Data for the task Start Marker

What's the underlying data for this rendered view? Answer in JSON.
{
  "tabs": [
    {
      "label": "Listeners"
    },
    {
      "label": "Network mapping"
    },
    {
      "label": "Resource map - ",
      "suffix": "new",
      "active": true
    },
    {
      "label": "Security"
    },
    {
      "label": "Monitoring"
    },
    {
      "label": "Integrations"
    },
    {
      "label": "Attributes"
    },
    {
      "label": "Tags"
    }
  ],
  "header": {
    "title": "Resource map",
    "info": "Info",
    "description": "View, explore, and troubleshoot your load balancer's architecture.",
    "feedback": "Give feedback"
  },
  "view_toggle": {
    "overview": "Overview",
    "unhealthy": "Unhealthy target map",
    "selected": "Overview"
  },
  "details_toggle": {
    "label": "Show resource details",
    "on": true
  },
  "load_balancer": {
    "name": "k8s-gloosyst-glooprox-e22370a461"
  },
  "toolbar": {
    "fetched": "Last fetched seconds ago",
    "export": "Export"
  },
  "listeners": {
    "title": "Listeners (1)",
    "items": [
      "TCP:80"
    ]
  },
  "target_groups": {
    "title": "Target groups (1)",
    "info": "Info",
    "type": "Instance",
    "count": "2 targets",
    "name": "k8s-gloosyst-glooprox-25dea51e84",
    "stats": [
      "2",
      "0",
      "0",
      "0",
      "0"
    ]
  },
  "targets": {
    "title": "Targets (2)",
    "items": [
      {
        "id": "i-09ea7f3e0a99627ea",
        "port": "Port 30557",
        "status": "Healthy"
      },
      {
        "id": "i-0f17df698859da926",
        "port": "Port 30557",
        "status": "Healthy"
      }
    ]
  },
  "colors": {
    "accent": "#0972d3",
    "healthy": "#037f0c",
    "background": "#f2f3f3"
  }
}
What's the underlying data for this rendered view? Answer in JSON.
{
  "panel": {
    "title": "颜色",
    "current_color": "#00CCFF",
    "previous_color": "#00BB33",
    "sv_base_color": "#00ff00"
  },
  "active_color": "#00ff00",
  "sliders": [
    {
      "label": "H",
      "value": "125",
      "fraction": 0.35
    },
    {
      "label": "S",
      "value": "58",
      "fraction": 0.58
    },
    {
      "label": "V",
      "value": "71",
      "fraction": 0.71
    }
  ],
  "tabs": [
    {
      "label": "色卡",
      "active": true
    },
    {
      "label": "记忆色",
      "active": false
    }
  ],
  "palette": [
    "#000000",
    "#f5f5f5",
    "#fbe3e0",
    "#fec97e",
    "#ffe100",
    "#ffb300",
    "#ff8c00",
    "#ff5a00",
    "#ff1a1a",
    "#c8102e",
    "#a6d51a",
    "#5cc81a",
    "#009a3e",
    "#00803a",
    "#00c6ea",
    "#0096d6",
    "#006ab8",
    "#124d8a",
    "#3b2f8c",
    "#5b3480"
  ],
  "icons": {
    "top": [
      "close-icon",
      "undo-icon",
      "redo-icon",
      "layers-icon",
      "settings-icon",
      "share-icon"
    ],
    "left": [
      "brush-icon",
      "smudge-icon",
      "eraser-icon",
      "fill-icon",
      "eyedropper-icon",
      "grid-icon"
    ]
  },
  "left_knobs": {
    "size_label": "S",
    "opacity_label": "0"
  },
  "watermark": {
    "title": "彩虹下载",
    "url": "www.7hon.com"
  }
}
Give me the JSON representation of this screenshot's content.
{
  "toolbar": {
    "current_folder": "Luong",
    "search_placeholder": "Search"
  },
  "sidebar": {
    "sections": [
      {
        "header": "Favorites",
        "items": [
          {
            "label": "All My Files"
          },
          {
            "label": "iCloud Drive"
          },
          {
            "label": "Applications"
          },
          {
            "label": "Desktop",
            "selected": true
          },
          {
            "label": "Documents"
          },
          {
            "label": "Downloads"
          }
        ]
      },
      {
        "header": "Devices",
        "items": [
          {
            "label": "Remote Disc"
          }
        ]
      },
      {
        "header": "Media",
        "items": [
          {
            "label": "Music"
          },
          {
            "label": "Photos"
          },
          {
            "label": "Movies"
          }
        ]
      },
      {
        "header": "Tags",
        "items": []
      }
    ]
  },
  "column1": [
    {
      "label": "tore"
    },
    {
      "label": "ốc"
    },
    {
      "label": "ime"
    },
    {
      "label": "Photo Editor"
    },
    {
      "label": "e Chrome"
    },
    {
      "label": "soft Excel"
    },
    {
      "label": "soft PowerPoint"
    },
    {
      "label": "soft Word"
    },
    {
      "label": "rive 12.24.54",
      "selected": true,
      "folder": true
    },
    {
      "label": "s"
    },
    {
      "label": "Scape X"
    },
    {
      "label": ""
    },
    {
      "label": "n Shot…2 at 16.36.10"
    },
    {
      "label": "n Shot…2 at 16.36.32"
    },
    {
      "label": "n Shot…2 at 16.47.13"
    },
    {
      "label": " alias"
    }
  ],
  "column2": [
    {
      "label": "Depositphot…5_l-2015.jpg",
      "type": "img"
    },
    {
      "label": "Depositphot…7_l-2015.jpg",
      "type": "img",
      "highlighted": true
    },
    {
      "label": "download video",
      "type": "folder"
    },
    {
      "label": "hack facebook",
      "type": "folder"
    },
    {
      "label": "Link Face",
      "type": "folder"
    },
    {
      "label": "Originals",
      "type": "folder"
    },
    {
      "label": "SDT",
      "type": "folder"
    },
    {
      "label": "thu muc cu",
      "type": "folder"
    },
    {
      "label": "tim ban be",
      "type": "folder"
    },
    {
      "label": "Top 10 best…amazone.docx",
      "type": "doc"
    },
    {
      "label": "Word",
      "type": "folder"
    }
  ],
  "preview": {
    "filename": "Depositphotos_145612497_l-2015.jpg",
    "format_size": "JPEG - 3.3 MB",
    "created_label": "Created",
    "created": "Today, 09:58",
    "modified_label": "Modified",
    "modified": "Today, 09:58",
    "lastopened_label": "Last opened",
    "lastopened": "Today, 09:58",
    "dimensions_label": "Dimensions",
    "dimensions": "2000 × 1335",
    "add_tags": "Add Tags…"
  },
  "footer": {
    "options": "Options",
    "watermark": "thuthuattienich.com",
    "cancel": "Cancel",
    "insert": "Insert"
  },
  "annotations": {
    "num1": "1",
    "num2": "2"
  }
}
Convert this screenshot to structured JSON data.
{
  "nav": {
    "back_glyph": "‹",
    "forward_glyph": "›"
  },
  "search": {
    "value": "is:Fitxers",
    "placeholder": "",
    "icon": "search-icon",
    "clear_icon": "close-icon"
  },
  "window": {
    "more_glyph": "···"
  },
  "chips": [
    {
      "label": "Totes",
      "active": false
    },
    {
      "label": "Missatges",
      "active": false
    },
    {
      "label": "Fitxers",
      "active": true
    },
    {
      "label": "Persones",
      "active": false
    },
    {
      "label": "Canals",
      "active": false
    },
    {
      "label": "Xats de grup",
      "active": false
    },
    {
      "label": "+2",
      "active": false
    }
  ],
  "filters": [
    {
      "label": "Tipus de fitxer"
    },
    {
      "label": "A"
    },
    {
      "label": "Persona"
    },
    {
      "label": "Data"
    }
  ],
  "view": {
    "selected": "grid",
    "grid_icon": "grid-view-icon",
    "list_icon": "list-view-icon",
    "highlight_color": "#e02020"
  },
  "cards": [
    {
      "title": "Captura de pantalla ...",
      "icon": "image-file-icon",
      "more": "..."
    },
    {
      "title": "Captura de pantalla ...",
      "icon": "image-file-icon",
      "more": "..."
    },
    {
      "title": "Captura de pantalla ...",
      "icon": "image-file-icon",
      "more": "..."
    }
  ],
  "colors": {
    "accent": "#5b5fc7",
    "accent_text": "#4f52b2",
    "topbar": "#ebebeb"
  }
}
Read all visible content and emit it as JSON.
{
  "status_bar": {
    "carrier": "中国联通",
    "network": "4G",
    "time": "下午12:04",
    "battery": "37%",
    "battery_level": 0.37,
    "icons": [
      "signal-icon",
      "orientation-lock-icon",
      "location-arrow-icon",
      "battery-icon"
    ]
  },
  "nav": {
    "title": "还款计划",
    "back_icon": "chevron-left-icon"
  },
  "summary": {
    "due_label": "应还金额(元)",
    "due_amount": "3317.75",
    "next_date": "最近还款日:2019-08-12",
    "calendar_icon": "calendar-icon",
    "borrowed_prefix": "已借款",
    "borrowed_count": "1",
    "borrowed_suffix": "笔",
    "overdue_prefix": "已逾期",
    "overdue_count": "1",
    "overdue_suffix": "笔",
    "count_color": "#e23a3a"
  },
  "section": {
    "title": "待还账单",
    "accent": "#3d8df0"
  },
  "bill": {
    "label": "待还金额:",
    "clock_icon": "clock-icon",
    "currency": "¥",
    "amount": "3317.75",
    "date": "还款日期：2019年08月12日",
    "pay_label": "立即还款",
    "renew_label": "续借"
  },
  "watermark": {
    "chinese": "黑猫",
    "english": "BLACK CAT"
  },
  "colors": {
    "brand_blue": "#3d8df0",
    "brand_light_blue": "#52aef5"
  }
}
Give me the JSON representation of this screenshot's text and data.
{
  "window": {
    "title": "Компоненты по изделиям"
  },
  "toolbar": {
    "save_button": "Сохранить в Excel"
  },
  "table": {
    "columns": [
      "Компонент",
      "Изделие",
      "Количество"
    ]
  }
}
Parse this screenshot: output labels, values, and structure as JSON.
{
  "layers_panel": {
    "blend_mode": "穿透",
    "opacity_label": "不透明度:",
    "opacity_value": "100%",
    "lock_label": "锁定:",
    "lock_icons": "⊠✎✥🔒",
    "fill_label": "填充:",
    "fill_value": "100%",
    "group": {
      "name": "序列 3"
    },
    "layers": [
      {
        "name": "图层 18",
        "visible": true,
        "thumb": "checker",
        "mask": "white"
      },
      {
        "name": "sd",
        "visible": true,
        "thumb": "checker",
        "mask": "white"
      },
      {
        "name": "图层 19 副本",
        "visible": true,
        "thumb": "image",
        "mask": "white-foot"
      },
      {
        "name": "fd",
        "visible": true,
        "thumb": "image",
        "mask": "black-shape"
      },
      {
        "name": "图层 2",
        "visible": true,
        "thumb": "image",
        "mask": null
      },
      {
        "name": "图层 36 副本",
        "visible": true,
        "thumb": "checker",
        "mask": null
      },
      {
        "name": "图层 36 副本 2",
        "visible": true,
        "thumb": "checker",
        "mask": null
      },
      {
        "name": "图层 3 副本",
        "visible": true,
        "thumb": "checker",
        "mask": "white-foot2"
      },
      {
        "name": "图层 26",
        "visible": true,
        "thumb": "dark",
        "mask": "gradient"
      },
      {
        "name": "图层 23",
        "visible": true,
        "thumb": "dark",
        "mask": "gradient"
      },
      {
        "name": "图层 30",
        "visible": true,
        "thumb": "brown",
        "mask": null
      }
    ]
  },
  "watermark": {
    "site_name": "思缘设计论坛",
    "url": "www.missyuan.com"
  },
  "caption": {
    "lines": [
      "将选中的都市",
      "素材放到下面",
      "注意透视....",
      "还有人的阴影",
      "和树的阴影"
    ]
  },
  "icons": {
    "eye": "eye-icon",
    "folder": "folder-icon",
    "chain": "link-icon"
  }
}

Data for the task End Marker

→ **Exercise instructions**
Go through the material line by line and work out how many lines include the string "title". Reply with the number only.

→ **Output of the exercise**
12